### Data for this exercise ###
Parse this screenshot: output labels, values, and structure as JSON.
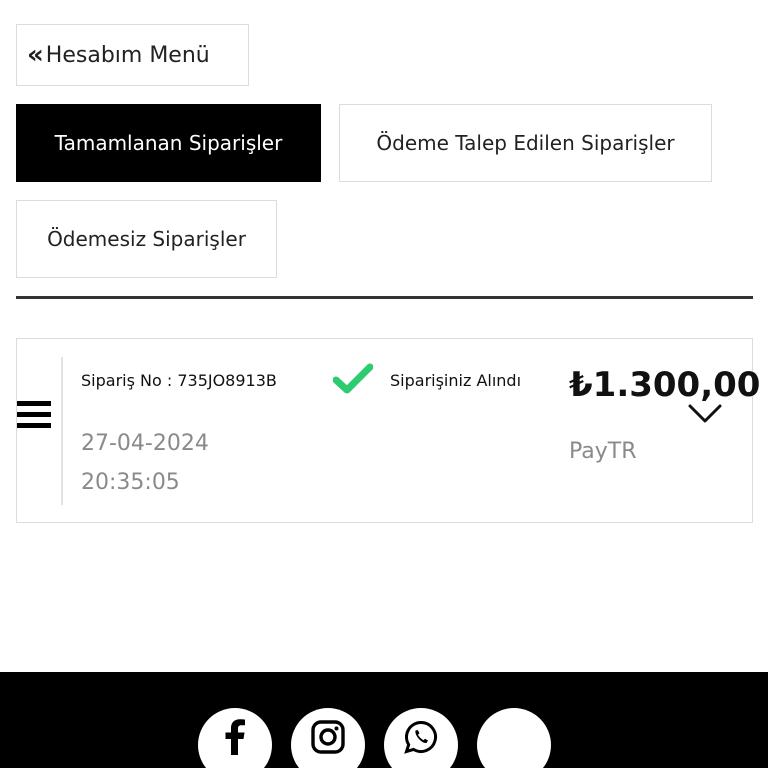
{
  "menu": {
    "back_label": "Hesabım Menü",
    "back_icon": "double-chevron-left-icon"
  },
  "tabs": [
    {
      "label": "Tamamlanan Siparişler",
      "active": true
    },
    {
      "label": "Ödeme Talep Edilen Siparişler",
      "active": false
    },
    {
      "label": "Ödemesiz Siparişler",
      "active": false
    }
  ],
  "order": {
    "number_label": "Sipariş No : 735JO8913B",
    "date": "27-04-2024",
    "time": "20:35:05",
    "status": "Siparişiniz Alındı",
    "status_color": "#2ecc71",
    "price": "₺1.300,00",
    "payment_method": "PayTR"
  },
  "footer": {
    "social_icons": [
      "facebook-icon",
      "instagram-icon",
      "whatsapp-icon",
      "blank-icon"
    ]
  }
}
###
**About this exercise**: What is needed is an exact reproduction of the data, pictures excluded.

**Finished exercise**:
Parse this screenshot: output labels, values, and structure as JSON.
{
  "menu": {
    "back_label": "Hesabım Menü",
    "back_icon": "double-chevron-left-icon"
  },
  "tabs": [
    {
      "label": "Tamamlanan Siparişler",
      "active": true
    },
    {
      "label": "Ödeme Talep Edilen Siparişler",
      "active": false
    },
    {
      "label": "Ödemesiz Siparişler",
      "active": false
    }
  ],
  "order": {
    "number_label": "Sipariş No : 735JO8913B",
    "date": "27-04-2024",
    "time": "20:35:05",
    "status": "Siparişiniz Alındı",
    "status_color": "#2ecc71",
    "price": "₺1.300,00",
    "payment_method": "PayTR"
  },
  "footer": {
    "social_icons": [
      "facebook-icon",
      "instagram-icon",
      "whatsapp-icon",
      "blank-icon"
    ]
  }
}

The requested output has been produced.